By Divine Dube
In an interesting turn of events, Zimbabwe Electoral Commission (ZEC) Commissioner, Dr.Qhubani Moyo temporarily left the podium when some members of the audience attending ZEC’s presentation held in Bulawayo mockingly shouted “Zanu PF” as he was talking about their preparedness to handle 2018 polls.
After a few minutes, Moyo then resumed his address – which ironically, was being aired live on Skyz Metro FM, a local commercial radio station which he runs as its chief executive officer.
While the conference which was organized by the National Youth Development Trust at the Bulawayo City Hall was also addressed by various representatives of opposition political parties, the audience’s negative reaction towards the ZEC Commissioner speaks volumes of growing citizen mistrust on the electoral body.
But despite the repulsive behavior of the audience, Moyo was unwavering and boldly claimed that ZEC was now a reformed institution.
“What I know is that the institution I serve is reformed,” Moyo said as some members of the audience mumbled in disagreement.
“We must desist from measuring the performance of ZEC based on its past; let us instead look at its current performance which in my opinion is positive.”
He continued: “Some of us (Commissioners) were elected in public – through open interviews. Is this not being transparent?”
“The mere fact that ZEC commissioners were not imposed is a positivity which we should use to gauge its independence.”
But despite Moyo’s attempt to present ZEC in good light, various political figures who spoke on behalf of their political parties roundly condemned the electoral body and accused it of several ills such as being partisan.
Kucaca Phulu of the People’s Democratic Party (PDP) said his party was not convinced that ZEC can deliver free and fair elections under its current form.
“Our problem as a country regards elections is not the Biometric Voting System. It is not.”
“Our problem rather is institutions such as ZEC which we believe are not capacitated to run elections.”
“As a party we strongly believe that at the moment we are not ready for elections and as such even if we participate in the 2018 polls, Zanu PF will simply romp to victory,” Phulu said.
MDC’s David Coltart also took a swipe at ZEC and accused it of failing to execute its Constitutional mandate.

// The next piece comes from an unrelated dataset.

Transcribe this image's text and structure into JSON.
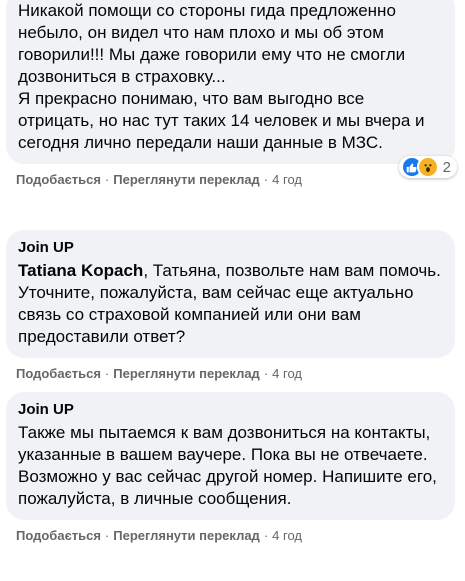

He said there was no special reason why Zimbabweans in the diaspora were not voting when the country’s Constitution is clear that every Zimbabwean should vote regardless of where they are based.
“ZEC should allow every Zimbabwean to vote without any excuse as provided for by our Constitution.”
“This includes diaspora Zimbabweans and homeless people,” Coltart advised.
Moses Mzila, the interim leader of Alliance for National Salvation (ANSA) said his party believed that 2018 elections would be rigged more than any of the country’s elections since 1980.
“To think that biometric voting will aid opposition parties to defeat Zanu PF is an illusion,” Mzila charged.
“As long as ZEC continues to be partisan; as long as Zanu PF has a hand in the process of setting up this technology, then we must forget about free and fair elections in 2018,” he warned.
But Moyo argued that ZEC was ready to deliver free and fair elections, saying even voter registration which political parties fear would be delayed will be done on time.
“We will announce the roadmap as soon as the BVR tendering process is finalized and registration of voters done on time,” Moyo said.
“As ZEC we want to assure you that we will deliver one of the best elections in the world come 2018; so you must have trust in us.”
In the past critics and opposition parties have cried foul citing rigging by the ruling Zanu PF using institutions such as ZEC.
Meanwhile, a collective of opposition political parties under the National Electoral Reforms Agenda, better known as NERA, have been pushing for electoral reforms they believe will level the playing field in the forthcoming elections.